When the athletic department released the new logo on social media, one Facebook commenter on the Ithaca College Athletics page summed up the ho-hum attitude toward the new logo, “That’s it? That’s what all the hype was about? Nice logo though.”
The solid blue, bold letters are a step up from the previous logo, but aside from the shield, not much else is different. The word “Ithaca” is more distinguished in bold print, and the yellow swoosh was replaced with a shield outlining the words “Ithaca Athletics.”
For the most part, it seems like the Office of Intercollegiate Athletics made the simplest choice possible that would irritate the fewest number of people.
To be fair, the new logo has brought about necessary changes to the athletics office branding — including a newly developed website and a solution to the lack of consistency in uniforms — as one of the biggest selling points was that student-athletes requested to become more unified as a collective athletic program.
Before the new logo, the athletics office said the biggest concern of student-athletes was not feeling like they belonged to the same department. But each varsity team still has its own identity based on its performance on the field and the relationships among teammates. Each team also has its independent goals, and it’s difficult to imagine that having a shared logo will make teams play better or be more respected by their opponents.

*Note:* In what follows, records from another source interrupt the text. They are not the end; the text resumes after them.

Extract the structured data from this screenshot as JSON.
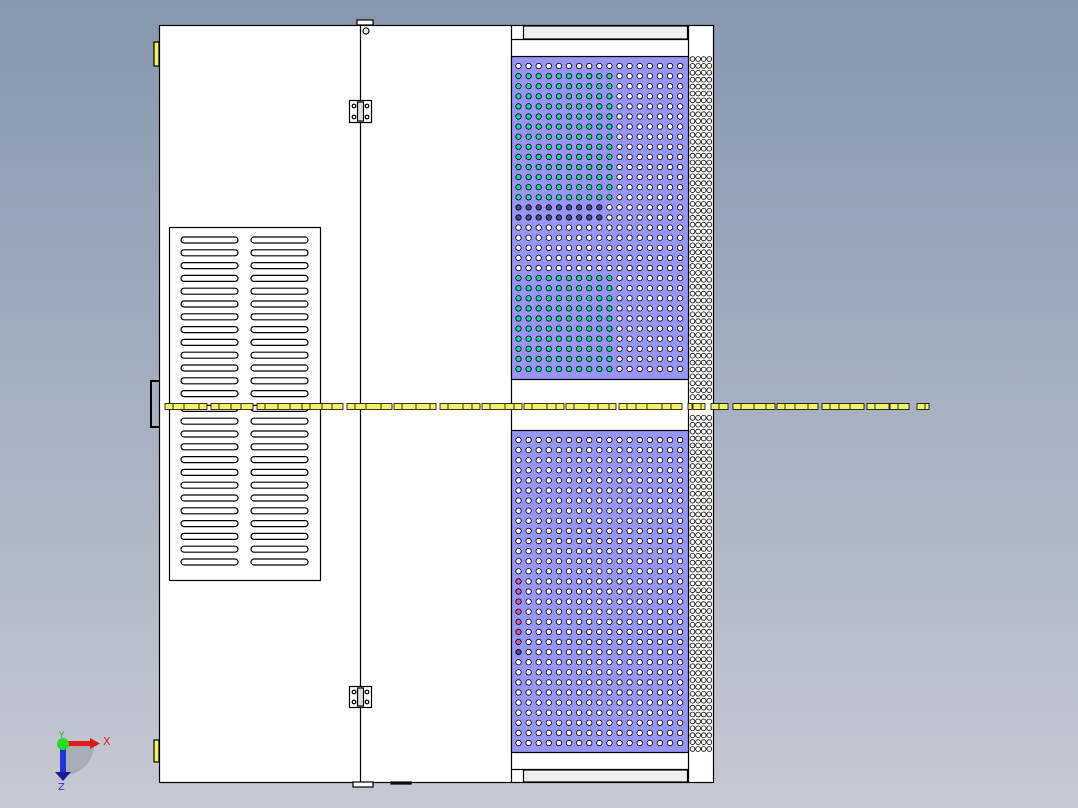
{
  "viewport": {
    "triad": {
      "x_label": "X",
      "y_label": "Y",
      "z_label": "Z"
    },
    "colors": {
      "panel_fill": "#9696f6",
      "dot_plain": "#ffffff",
      "dot_green": "#1fd79a",
      "dot_dark": "#4a4a8a",
      "dot_pink": "#e05aa0",
      "cable": "#f2f26a"
    }
  }
}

At the same time, it wasn’t the alumni, student-athletes or even the student body making the final decisions on a logo. The college hired SME Branding, a brand-building and design consultancy firm in New York City, in November 2013 to execute the design of a new logo. Though focus group discussions and community feedback were parts of the process, the athletic department made the final decision.
The college could have made this process more fun by asking its art department, or even the Ithaca community, to put the new logo to a contest. No offense to SME Branding, but having a new logo designed from a student or community representative of the college would have helped involve the student body rather than outsourcing the project to an outside company. It also would have saved the college the money that went into the nearly year-long process.

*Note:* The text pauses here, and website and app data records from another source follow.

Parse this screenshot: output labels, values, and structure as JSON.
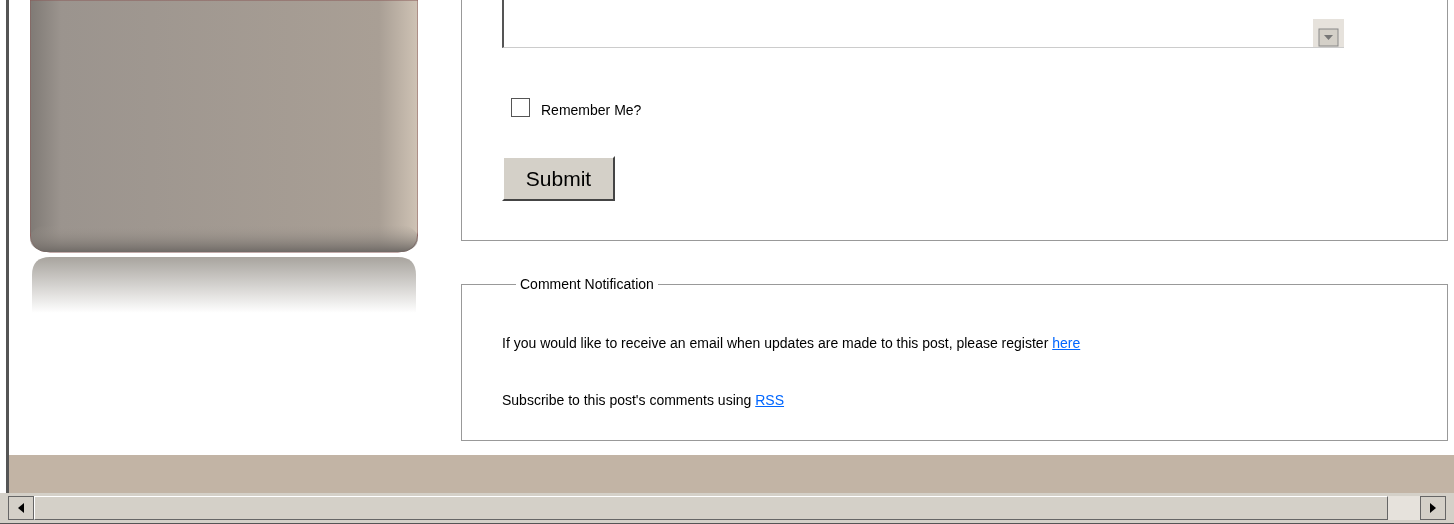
{
  "comment_form": {
    "remember_me": {
      "label": "Remember Me?",
      "checked": false
    },
    "submit": {
      "label": "Submit"
    }
  },
  "comment_notification": {
    "legend": "Comment Notification",
    "lines": [
      {
        "text": "If you would like to receive an email when updates are made to this post, please register ",
        "link": "here"
      },
      {
        "text": "Subscribe to this post's comments using ",
        "link": "RSS"
      }
    ]
  }
}
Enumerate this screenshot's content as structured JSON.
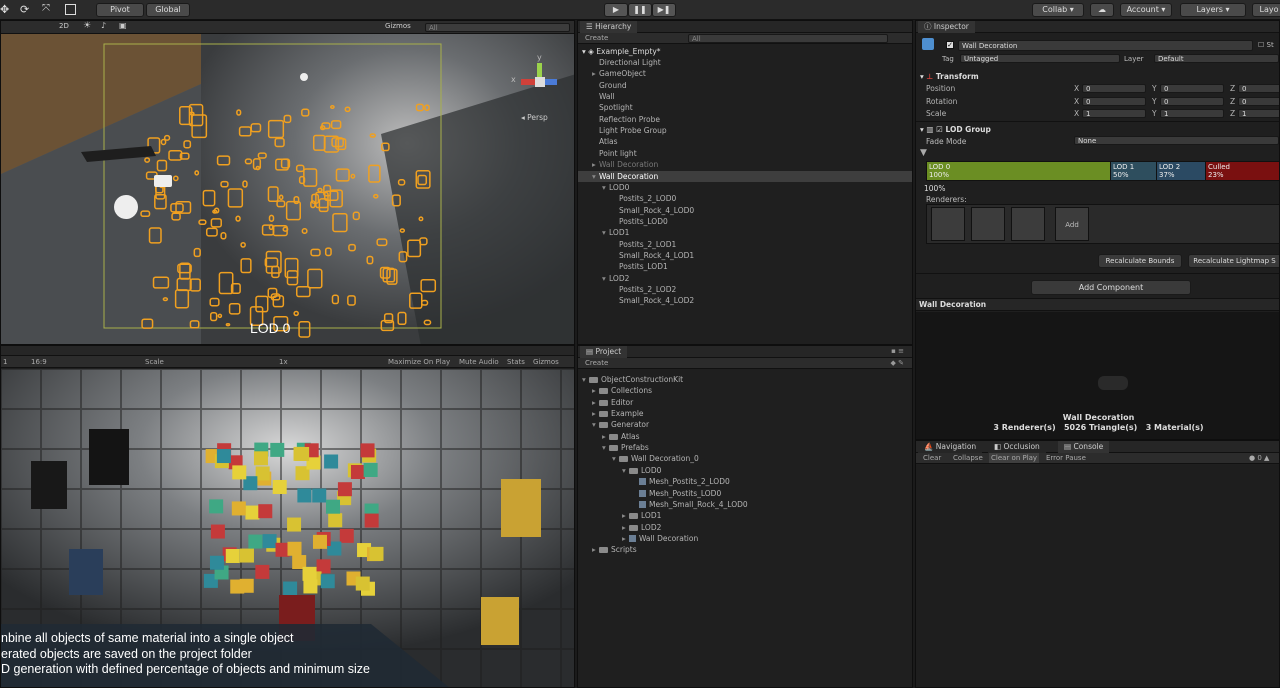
{
  "toolbar": {
    "pivot": "Pivot",
    "global": "Global",
    "collab": "Collab",
    "account": "Account",
    "layers": "Layers",
    "layout": "Layo"
  },
  "scene": {
    "mode_2d": "2D",
    "gizmos": "Gizmos",
    "search_placeholder": "All",
    "persp": "Persp",
    "lod_label": "LOD 0",
    "axis_y": "y",
    "axis_x": "x"
  },
  "game": {
    "aspect": "16:9",
    "scale_label": "Scale",
    "scale_value": "1x",
    "maximize": "Maximize On Play",
    "mute": "Mute Audio",
    "stats": "Stats",
    "gizmos": "Gizmos",
    "caption_lines": [
      "nbine all objects of same material into a single object",
      "erated objects are saved on the project folder",
      "D generation with defined percentage of objects and minimum size"
    ]
  },
  "hierarchy": {
    "tab": "Hierarchy",
    "create": "Create",
    "search_placeholder": "All",
    "scene_name": "Example_Empty*",
    "items": [
      {
        "label": "Directional Light",
        "indent": 0,
        "arrow": ""
      },
      {
        "label": "GameObject",
        "indent": 0,
        "arrow": "▸"
      },
      {
        "label": "Ground",
        "indent": 0,
        "arrow": ""
      },
      {
        "label": "Wall",
        "indent": 0,
        "arrow": ""
      },
      {
        "label": "Spotlight",
        "indent": 0,
        "arrow": ""
      },
      {
        "label": "Reflection Probe",
        "indent": 0,
        "arrow": ""
      },
      {
        "label": "Light Probe Group",
        "indent": 0,
        "arrow": ""
      },
      {
        "label": "Atlas",
        "indent": 0,
        "arrow": ""
      },
      {
        "label": "Point light",
        "indent": 0,
        "arrow": ""
      },
      {
        "label": "Wall Decoration",
        "indent": 0,
        "arrow": "▸",
        "dim": true
      },
      {
        "label": "Wall Decoration",
        "indent": 0,
        "arrow": "▾",
        "selected": true
      },
      {
        "label": "LOD0",
        "indent": 1,
        "arrow": "▾"
      },
      {
        "label": "Postits_2_LOD0",
        "indent": 2,
        "arrow": ""
      },
      {
        "label": "Small_Rock_4_LOD0",
        "indent": 2,
        "arrow": ""
      },
      {
        "label": "Postits_LOD0",
        "indent": 2,
        "arrow": ""
      },
      {
        "label": "LOD1",
        "indent": 1,
        "arrow": "▾"
      },
      {
        "label": "Postits_2_LOD1",
        "indent": 2,
        "arrow": ""
      },
      {
        "label": "Small_Rock_4_LOD1",
        "indent": 2,
        "arrow": ""
      },
      {
        "label": "Postits_LOD1",
        "indent": 2,
        "arrow": ""
      },
      {
        "label": "LOD2",
        "indent": 1,
        "arrow": "▾"
      },
      {
        "label": "Postits_2_LOD2",
        "indent": 2,
        "arrow": ""
      },
      {
        "label": "Small_Rock_4_LOD2",
        "indent": 2,
        "arrow": ""
      }
    ]
  },
  "project": {
    "tab": "Project",
    "create": "Create",
    "items": [
      {
        "label": "ObjectConstructionKit",
        "indent": 0,
        "arrow": "▾",
        "icon": "folder"
      },
      {
        "label": "Collections",
        "indent": 1,
        "arrow": "▸",
        "icon": "folder"
      },
      {
        "label": "Editor",
        "indent": 1,
        "arrow": "▸",
        "icon": "folder"
      },
      {
        "label": "Example",
        "indent": 1,
        "arrow": "▸",
        "icon": "folder"
      },
      {
        "label": "Generator",
        "indent": 1,
        "arrow": "▾",
        "icon": "folder"
      },
      {
        "label": "Atlas",
        "indent": 2,
        "arrow": "▸",
        "icon": "folder"
      },
      {
        "label": "Prefabs",
        "indent": 2,
        "arrow": "▾",
        "icon": "folder"
      },
      {
        "label": "Wall Decoration_0",
        "indent": 3,
        "arrow": "▾",
        "icon": "folder"
      },
      {
        "label": "LOD0",
        "indent": 4,
        "arrow": "▾",
        "icon": "folder"
      },
      {
        "label": "Mesh_Postits_2_LOD0",
        "indent": 5,
        "arrow": "",
        "icon": "mesh"
      },
      {
        "label": "Mesh_Postits_LOD0",
        "indent": 5,
        "arrow": "",
        "icon": "mesh"
      },
      {
        "label": "Mesh_Small_Rock_4_LOD0",
        "indent": 5,
        "arrow": "",
        "icon": "mesh"
      },
      {
        "label": "LOD1",
        "indent": 4,
        "arrow": "▸",
        "icon": "folder"
      },
      {
        "label": "LOD2",
        "indent": 4,
        "arrow": "▸",
        "icon": "folder"
      },
      {
        "label": "Wall Decoration",
        "indent": 4,
        "arrow": "▸",
        "icon": "mesh"
      },
      {
        "label": "Scripts",
        "indent": 1,
        "arrow": "▸",
        "icon": "folder"
      }
    ]
  },
  "inspector": {
    "tab": "Inspector",
    "object_name": "Wall Decoration",
    "static": "St",
    "tag_label": "Tag",
    "tag_value": "Untagged",
    "layer_label": "Layer",
    "layer_value": "Default",
    "transform": {
      "title": "Transform",
      "rows": [
        {
          "label": "Position",
          "x": "0",
          "y": "0",
          "z": "0"
        },
        {
          "label": "Rotation",
          "x": "0",
          "y": "0",
          "z": "0"
        },
        {
          "label": "Scale",
          "x": "1",
          "y": "1",
          "z": "1"
        }
      ]
    },
    "lod_group": {
      "title": "LOD Group",
      "fade_mode_label": "Fade Mode",
      "fade_mode_value": "None",
      "levels": [
        {
          "name": "LOD 0",
          "pct": "100%",
          "color": "#6b8e23",
          "fraction": 0.52
        },
        {
          "name": "LOD 1",
          "pct": "50%",
          "color": "#2e4e5e",
          "fraction": 0.13
        },
        {
          "name": "LOD 2",
          "pct": "37%",
          "color": "#2b4a63",
          "fraction": 0.14
        },
        {
          "name": "Culled",
          "pct": "23%",
          "color": "#7a1010",
          "fraction": 0.21
        }
      ],
      "current_pct": "100%",
      "renderers_label": "Renderers:",
      "add_label": "Add",
      "recalc_bounds": "Recalculate Bounds",
      "recalc_lightmap": "Recalculate Lightmap S"
    },
    "add_component": "Add Component",
    "preview": {
      "title": "Wall Decoration",
      "name": "Wall Decoration",
      "stats": "3 Renderer(s)   5026 Triangle(s)   3 Material(s)"
    }
  },
  "console": {
    "tabs": [
      "Navigation",
      "Occlusion",
      "Console"
    ],
    "clear": "Clear",
    "collapse": "Collapse",
    "clear_on_play": "Clear on Play",
    "error_pause": "Error Pause",
    "count": "0"
  }
}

Sure, if the idea for student logos didn’t fit what the student-athletes, the alumni or the athletic department were looking for, then it would have been perfectly reasonable to call up an outside company.
Change is hard, and we’ll survive with this new logo, but please spare us the reasoning that it brings more athletes together. In the end, I think it just made us all forget about the mascot search debacle back in 2011.